Start to live your vision by writing down the qualities that make up your ideal world. How would people treat each other? How would they treat the land? Once you’ve finished that vision, you can focus on you and imagine how your daily existence fits in with that world.
Use a template.
After you review and envision, it is time to start self-documenting to keep yourself on track. Templates are helpful because they can guide the way we think. When you don’t feel like writing or feel stuck, once you put the pen to paper, the process takes over and you can still write down valuable information even if you’re not trying. Since the template is the same for every day, week, month, or quarter, patterns and repetition become more obvious.
A weekly template might look like this:
What were last week’s successes?
What could have been better last week?
Top 3 weekly goals:
I am grateful for:
This week’s self care:
Close open loops.
Taking a “brain dump” is a powerful way to get rid of everything that’s on your mind. So set aside some time every Monday to write down your nagging lists, concerns, and issues. Doing so will free up more room, time and energy for us to be creative rather than overwhelmed.
Choose the most important tasks or goals in your life and write them down. It’s most effective to do this at the beginning of the year, then quarterly, monthly, and weekly. Set your dream-big goals in the beginning of the year, and use each quarter, month, and week to get there. That means you’re setting aside time in your calendar each quarter, the 1st of each month, and every Monday to review your planner. When we document our priorities, we can take an objective step back to analyze what is most important to us. If that is aligned and feels good to realize, we keep going! If it doesn’t feel good to see what we have been prioritizing, it’s time to change course.
Write down your challenges and insights.

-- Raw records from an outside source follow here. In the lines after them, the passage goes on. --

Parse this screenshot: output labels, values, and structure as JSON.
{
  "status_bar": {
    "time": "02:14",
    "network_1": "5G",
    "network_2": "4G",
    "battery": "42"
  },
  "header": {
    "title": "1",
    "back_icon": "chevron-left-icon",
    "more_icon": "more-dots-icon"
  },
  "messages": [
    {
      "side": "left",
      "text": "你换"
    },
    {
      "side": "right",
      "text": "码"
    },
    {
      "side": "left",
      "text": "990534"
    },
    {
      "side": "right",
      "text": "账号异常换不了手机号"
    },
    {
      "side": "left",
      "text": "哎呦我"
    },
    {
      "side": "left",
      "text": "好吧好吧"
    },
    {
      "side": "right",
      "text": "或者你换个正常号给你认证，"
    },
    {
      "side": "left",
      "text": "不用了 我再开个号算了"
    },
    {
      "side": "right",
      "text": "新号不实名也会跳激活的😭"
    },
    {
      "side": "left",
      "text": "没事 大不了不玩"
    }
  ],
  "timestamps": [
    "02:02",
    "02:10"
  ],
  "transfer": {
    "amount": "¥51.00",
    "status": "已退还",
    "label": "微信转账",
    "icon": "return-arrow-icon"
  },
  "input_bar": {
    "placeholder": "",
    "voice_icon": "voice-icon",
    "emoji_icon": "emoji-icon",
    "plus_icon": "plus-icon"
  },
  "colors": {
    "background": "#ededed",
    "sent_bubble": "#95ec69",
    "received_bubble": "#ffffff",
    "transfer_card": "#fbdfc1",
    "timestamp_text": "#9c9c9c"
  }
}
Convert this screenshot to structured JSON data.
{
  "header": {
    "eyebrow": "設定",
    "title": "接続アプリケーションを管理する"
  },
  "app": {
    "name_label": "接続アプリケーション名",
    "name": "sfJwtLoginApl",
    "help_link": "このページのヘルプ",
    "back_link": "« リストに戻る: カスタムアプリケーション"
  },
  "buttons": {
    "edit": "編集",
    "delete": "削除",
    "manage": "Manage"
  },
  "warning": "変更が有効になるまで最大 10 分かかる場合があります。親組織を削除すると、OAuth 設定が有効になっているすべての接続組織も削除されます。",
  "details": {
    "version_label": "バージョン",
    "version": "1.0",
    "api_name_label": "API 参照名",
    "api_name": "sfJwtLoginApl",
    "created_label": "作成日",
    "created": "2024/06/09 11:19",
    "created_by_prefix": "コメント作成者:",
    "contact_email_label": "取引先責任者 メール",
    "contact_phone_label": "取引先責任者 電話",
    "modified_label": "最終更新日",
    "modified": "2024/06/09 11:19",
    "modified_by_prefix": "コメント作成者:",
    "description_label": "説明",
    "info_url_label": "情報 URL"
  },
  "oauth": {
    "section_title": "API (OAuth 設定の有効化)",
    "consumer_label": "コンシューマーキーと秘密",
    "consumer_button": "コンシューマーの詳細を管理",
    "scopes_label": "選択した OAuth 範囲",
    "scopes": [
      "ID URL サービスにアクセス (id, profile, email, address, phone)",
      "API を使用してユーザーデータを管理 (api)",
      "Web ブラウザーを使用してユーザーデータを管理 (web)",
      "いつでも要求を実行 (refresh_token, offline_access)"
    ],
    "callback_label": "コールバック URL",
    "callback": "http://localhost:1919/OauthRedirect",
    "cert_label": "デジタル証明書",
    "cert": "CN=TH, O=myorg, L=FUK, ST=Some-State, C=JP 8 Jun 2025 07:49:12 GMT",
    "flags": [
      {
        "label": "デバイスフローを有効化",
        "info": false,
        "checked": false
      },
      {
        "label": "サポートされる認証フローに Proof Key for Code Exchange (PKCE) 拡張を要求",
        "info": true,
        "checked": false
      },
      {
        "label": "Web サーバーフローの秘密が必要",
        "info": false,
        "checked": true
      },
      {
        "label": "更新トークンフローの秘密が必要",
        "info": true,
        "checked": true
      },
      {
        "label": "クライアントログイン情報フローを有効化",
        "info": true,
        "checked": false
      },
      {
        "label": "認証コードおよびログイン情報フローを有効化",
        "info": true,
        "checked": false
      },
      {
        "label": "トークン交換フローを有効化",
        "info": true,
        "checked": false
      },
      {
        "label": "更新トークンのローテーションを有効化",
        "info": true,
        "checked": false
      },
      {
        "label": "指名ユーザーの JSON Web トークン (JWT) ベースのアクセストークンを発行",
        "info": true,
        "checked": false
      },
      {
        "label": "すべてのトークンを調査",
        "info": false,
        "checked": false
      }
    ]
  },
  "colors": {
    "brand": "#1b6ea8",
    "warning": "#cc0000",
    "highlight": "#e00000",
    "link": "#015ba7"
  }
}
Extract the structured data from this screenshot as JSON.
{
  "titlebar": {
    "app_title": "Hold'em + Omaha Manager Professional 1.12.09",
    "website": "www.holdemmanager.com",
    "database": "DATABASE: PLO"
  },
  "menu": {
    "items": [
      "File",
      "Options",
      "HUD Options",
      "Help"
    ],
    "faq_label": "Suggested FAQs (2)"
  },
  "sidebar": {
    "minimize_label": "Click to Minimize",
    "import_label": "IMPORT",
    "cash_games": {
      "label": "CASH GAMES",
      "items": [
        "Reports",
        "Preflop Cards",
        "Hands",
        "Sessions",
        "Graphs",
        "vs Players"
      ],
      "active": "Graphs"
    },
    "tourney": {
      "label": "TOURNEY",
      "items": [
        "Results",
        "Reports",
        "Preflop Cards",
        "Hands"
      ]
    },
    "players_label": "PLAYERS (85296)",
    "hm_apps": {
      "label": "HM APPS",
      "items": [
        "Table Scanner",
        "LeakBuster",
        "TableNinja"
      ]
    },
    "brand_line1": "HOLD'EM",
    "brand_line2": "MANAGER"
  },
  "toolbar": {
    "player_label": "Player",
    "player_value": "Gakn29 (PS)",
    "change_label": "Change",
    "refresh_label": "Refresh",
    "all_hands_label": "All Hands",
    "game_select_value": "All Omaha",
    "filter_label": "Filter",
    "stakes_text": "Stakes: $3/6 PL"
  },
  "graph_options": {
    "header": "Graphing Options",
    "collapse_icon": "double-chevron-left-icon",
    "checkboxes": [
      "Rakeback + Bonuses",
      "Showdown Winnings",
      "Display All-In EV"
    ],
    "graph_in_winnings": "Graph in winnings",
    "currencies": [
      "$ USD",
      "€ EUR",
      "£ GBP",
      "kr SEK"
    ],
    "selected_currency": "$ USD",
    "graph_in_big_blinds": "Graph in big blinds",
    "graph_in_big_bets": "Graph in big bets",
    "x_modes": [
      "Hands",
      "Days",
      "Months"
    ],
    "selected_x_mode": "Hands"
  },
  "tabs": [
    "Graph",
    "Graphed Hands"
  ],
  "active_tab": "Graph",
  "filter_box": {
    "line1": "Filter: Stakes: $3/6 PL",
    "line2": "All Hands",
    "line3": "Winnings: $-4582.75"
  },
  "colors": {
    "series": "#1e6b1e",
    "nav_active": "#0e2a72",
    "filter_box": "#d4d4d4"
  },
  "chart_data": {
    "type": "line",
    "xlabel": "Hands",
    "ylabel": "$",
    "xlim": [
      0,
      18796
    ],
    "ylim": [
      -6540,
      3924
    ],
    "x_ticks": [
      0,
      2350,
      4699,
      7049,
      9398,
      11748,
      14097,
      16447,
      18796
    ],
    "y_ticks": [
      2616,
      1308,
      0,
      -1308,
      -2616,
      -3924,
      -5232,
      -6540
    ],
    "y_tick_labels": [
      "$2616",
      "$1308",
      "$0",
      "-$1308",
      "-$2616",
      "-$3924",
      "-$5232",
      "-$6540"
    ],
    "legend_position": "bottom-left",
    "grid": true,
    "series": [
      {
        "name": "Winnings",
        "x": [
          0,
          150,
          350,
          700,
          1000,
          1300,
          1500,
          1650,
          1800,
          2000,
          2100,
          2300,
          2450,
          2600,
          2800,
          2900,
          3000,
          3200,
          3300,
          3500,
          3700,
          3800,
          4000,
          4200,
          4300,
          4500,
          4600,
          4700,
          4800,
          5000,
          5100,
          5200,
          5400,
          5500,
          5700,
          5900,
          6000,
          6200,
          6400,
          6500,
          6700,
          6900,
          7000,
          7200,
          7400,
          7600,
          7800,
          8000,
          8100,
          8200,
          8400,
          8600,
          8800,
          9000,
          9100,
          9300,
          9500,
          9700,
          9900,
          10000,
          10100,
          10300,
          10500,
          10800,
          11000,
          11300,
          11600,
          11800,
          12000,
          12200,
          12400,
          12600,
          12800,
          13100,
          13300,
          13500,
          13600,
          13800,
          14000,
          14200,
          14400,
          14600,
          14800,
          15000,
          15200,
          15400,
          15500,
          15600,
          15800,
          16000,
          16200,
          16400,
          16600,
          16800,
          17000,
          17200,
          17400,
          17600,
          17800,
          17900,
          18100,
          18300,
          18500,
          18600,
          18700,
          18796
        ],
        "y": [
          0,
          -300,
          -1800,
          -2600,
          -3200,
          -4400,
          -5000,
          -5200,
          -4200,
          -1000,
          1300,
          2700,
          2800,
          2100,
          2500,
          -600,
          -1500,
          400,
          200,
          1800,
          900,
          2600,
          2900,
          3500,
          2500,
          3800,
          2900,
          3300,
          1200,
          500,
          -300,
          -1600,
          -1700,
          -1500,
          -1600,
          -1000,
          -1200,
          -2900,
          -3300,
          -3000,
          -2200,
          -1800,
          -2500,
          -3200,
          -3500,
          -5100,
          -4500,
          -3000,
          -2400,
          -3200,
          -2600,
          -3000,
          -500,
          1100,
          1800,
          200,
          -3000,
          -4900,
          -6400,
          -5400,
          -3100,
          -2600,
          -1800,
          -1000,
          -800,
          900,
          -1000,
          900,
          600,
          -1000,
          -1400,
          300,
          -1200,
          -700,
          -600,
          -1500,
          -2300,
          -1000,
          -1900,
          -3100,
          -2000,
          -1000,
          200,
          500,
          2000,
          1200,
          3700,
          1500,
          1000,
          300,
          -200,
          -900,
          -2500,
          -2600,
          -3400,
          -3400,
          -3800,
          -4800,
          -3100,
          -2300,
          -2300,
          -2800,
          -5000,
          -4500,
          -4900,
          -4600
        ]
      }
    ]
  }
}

At the end of each month, do a review to write down the challenges you faced. Then, examine them and dream up a list of potential solutions. Even if a challenge seems unresolvable, we can still brainstorm ways to help us cope. We should also write down insights, because they can be fleeting. This includes realizations we have from dreams, conversations, meditations, and just shower epiphanies. Writing down feelings and the messages that came from dreams and spirit deepens the connection with out intuition and allows us to see patterns or messages that are desperately trying to get our attention.